David Monk joined our board as one of three Non-Executive Directors in the GP Care Group nearly three years ago.
Non-Executive directors have a scrutiny role and work to provide assurance that the organisation uses resources effectively and efficiently and that the services we provide are of the highest quality and are safe.
David, along with his fellow NEDs, who began their roles mere months before the COVID pandemic began, recently took up the opportunity to visit the Tower Hamlets Urgent Treatment Centre, one of the services the GP Care Group provides for the borough. This service has faced success over these past few years, but also challenges due to receiving huge volumes of patients while dealing with the constraints of COVID-19. Keen to hear what he thought about the service and how it is run, we interviewed David following his visit to ask him to share his thoughts about his visit to the UTC.
Read on for some of David’s observations about his UTC visit:
“It's probably worth noting that we went on a clear, bright Wednesday afternoon at 1pm. I think that's important because the UTC is obviously a 24/7 365 days a year service, so we might have had a different experience had we have gone at midnight on a Sunday or on a Friday.
That day seemed busy to me as every seat available was occupied, but there have been times when people queue at the door. One thing I observed was where the UTC was in relation to the A&E department and the walking distance. All patients need to take this route in order to access the UTC because that is the screening process for patients, they present to A&E before being asked to go to the UTC for treatment.
We spoke to a patient who advised she had issues with her breathing and mobility which meant that walking from A&E to the UTC was something she expected to be challenging. An hour later, on the way out after my visit, I happened to see her again and spoke to her to see how she felt after her appointment, and she said she received good service despite the walking distance being tricky for her. It was lovely to hear her positive feedback.
Although the UTC may seem unorganised at first glance when entering, it isn’t, as there are pretreatment assessments taking place, and blood pressures being measured before patient treatment happens. This was very impressive to see first-hand.
In terms of the service’s layout, there was a real opportunity to assess the level of space, and I saw good-quality size rooms for patient assessment. If the GP Care Group had been given the opportunity to design spaces from scratch, the organisation would have improved on the space constraints, and it could have been even better.
I was hugely impressed with the UTC staff we met; they’ve managed to keep the service going; delivering care through the hardest times we’ve seen. Everyone I met showed a real sense of passion and hard work. It felt like a happy place.

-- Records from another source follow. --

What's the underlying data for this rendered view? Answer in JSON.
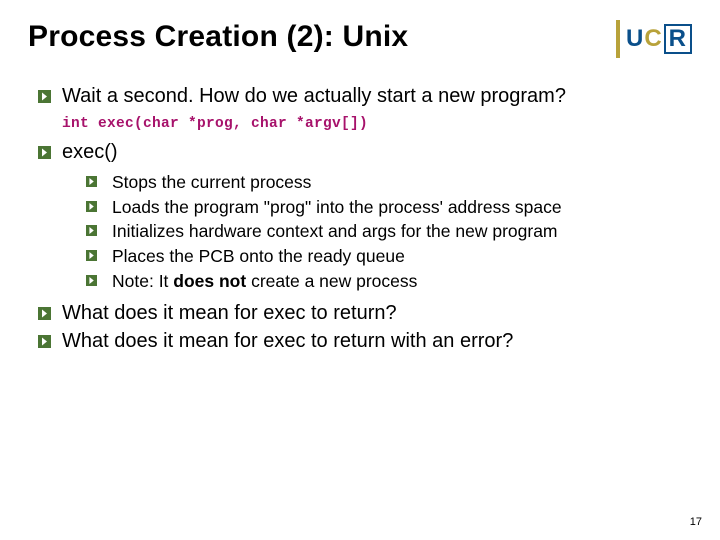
{
  "title": "Process Creation (2): Unix",
  "logo": {
    "u": "U",
    "c": "C",
    "r": "R"
  },
  "bullets": {
    "b1": "Wait a second.  How do we actually start a new program?",
    "code": "int exec(char *prog, char *argv[])",
    "b2": "exec()",
    "sub": {
      "s1": "Stops the current process",
      "s2_a": "Loads the program \"prog\" into the process' address space",
      "s3": "Initializes hardware context and args for the new program",
      "s4": "Places the PCB onto the ready queue",
      "s5_a": "Note: It ",
      "s5_b": "does not",
      "s5_c": " create a new process"
    },
    "b3": "What does it mean for exec to return?",
    "b4": "What does it mean for exec to return with an error?"
  },
  "pageNumber": "17"
}
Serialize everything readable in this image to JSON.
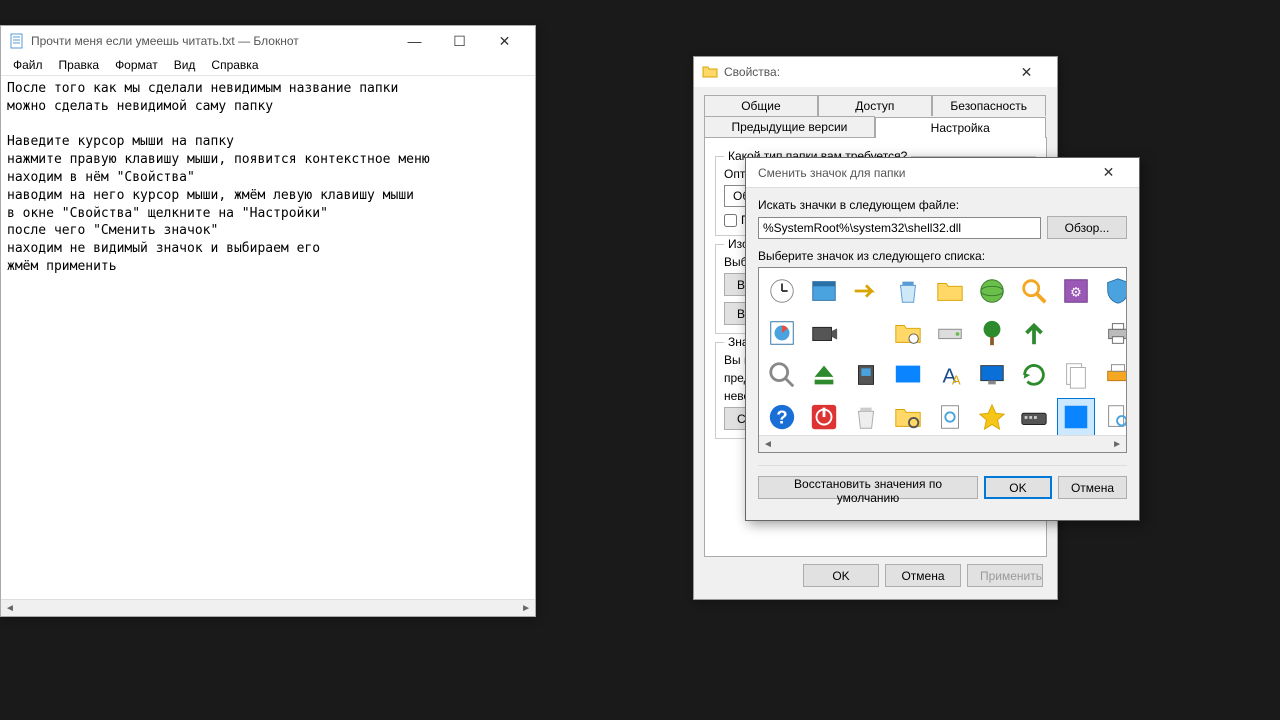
{
  "notepad": {
    "title": "Прочти меня если умеешь читать.txt — Блокнот",
    "menu": {
      "file": "Файл",
      "edit": "Правка",
      "format": "Формат",
      "view": "Вид",
      "help": "Справка"
    },
    "content": "После того как мы сделали невидимым название папки\nможно сделать невидимой саму папку\n\nНаведите курсор мыши на папку\nнажмите правую клавишу мыши, появится контекстное меню\nнаходим в нём \"Свойства\"\nнаводим на него курсор мыши, жмём левую клавишу мыши\nв окне \"Свойства\" щелкните на \"Настройки\"\nпосле чего \"Сменить значок\"\nнаходим не видимый значок и выбираем его\nжмём применить"
  },
  "props": {
    "title": "Свойства:",
    "tabs": {
      "general": "Общие",
      "access": "Доступ",
      "security": "Безопасность",
      "prev": "Предыдущие версии",
      "custom": "Настройка"
    },
    "q_type": "Какой тип папки вам требуется?",
    "optimize": "Оптимизировать эту папку:",
    "general_sel": "Общие элементы",
    "apply_sub": "Применять этот же шаблон ко всем подпапкам",
    "images": "Изображения папок",
    "choose_file": "Выберите файл, отображающий эту папку.",
    "restore": "Восстановить умолчания",
    "icons": "Значки папок",
    "icons_desc1": "Вы можете изменить значок папки. Эти изменения не",
    "icons_desc2": "предварительно просматриваются вместе с ними.",
    "icons_desc3": "невозможно",
    "change_icon": "Сменить значок...",
    "ok": "OK",
    "cancel": "Отмена",
    "apply": "Применить"
  },
  "icondlg": {
    "title": "Сменить значок для папки",
    "search_lbl": "Искать значки в следующем файле:",
    "path": "%SystemRoot%\\system32\\shell32.dll",
    "browse": "Обзор...",
    "pick_lbl": "Выберите значок из следующего списка:",
    "restore": "Восстановить значения по умолчанию",
    "ok": "OK",
    "cancel": "Отмена"
  }
}
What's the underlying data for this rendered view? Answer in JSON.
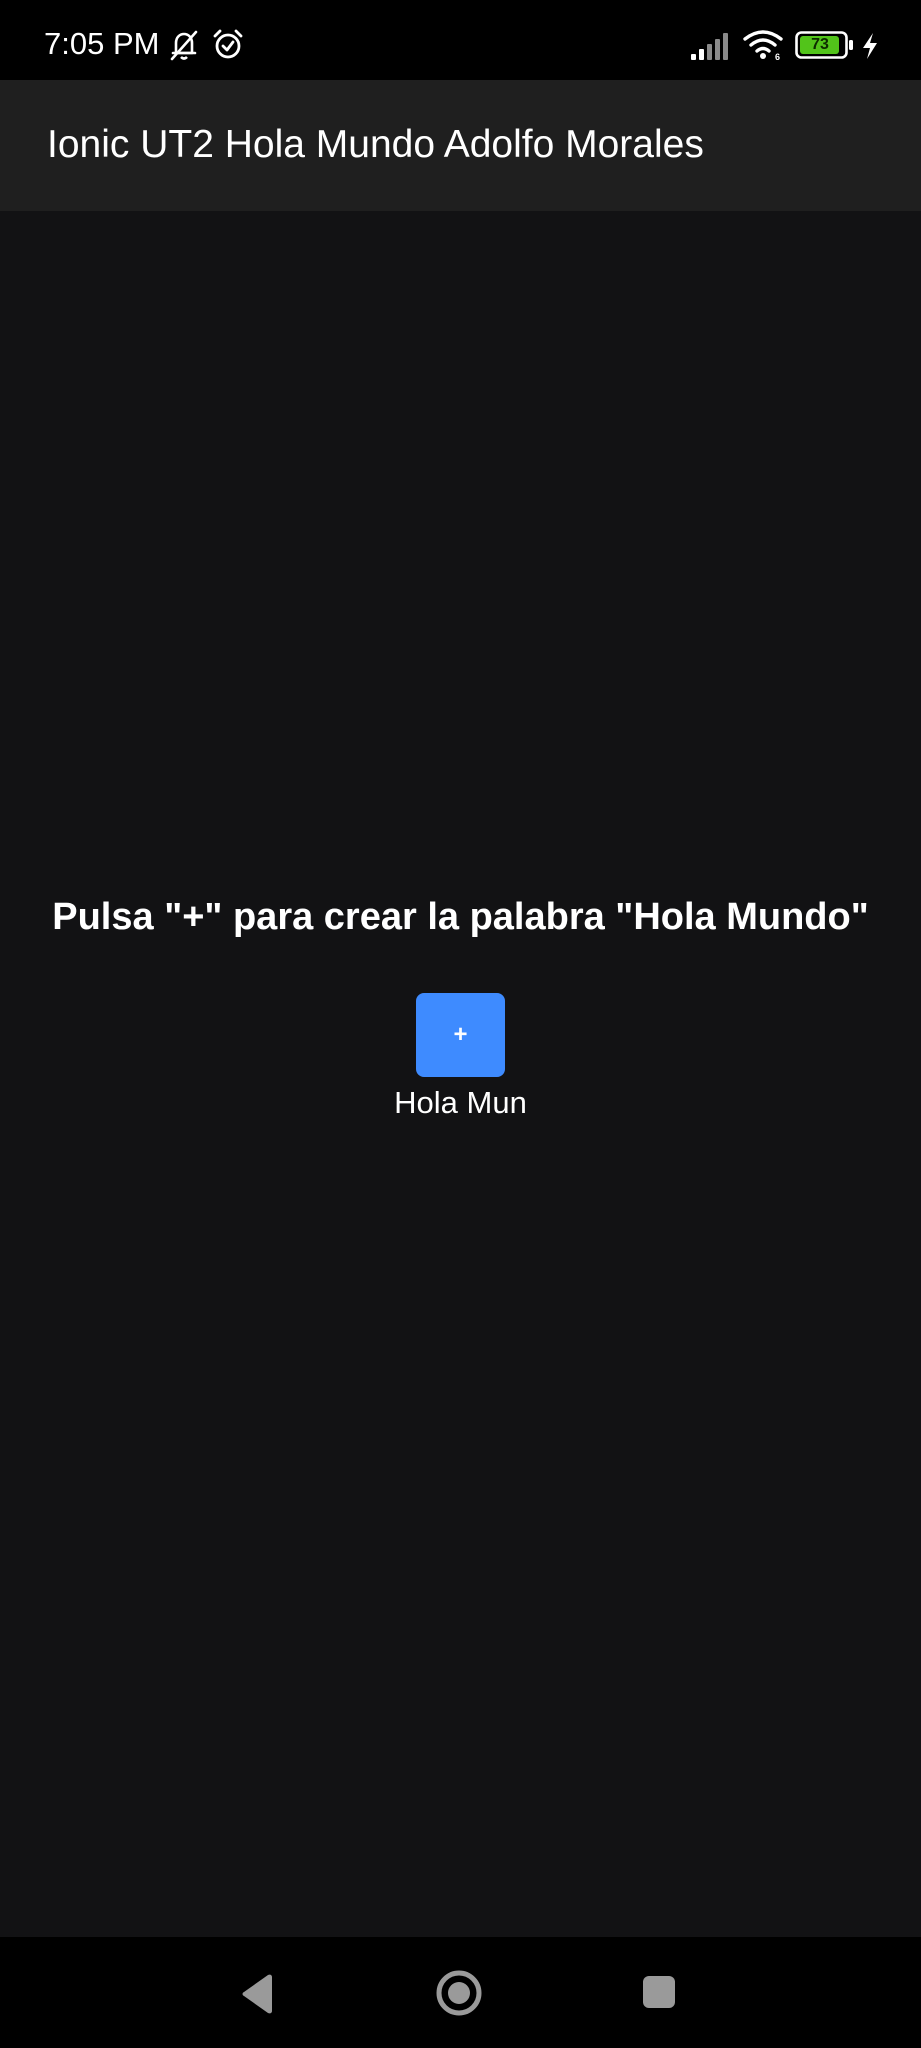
{
  "status_bar": {
    "time": "7:05 PM",
    "battery_level": "73",
    "icons": [
      "bell-off-icon",
      "alarm-icon",
      "signal-icon",
      "wifi-icon",
      "battery-icon",
      "charging-icon"
    ]
  },
  "toolbar": {
    "title": "Ionic UT2 Hola Mundo Adolfo Morales"
  },
  "main": {
    "prompt": "Pulsa \"+\" para crear la palabra \"Hola Mundo\"",
    "add_button_label": "+",
    "result_text": "Hola Mun"
  },
  "nav_bar": {
    "icons": [
      "back-icon",
      "home-icon",
      "recents-icon"
    ]
  },
  "colors": {
    "background": "#121214",
    "toolbar": "#1f1f1f",
    "button": "#3e8bff",
    "battery_fill": "#52c41a"
  }
}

It felt like a place that people were pleased to be working in.
David Robertson, the GP Care Group’s Chief Operating Officer, who leads the service, does so in an open, engaging, empathetic style, and I got the sense from staff that they felt they were in a role where they could really make a difference and could contribute to quality improvement.
When we visited, the service’s new Clinical Lead Nurse, Julie Eldridge had only been in her role for two days and was clearly coming into her position with a passion for the service. She has seen the service from the other side while previously working in the Emergency Department (ED).
As Non-Executive Directors visits like this really helps us to do our job better. There are definitely things in the works for us to keep seeing how services are run. One thing I’m keen to do next is follow a Health Visitor around for a shift to get a sense of what’s involved in their workday, and how people.
It’s great to have people come in and talk to us about the services they are running, such as in board meetings, but actually going out and seeing somewhere, such as the UTC, where we know it’s new, has had its challenges and its Covid year(s), etc, you can get a far better sense of the data that you then look at about a place when you’ve gone and seen it.
I’m delighted to see what the Urgent Treatment has been doing, and I’m excited to see the service flourish.”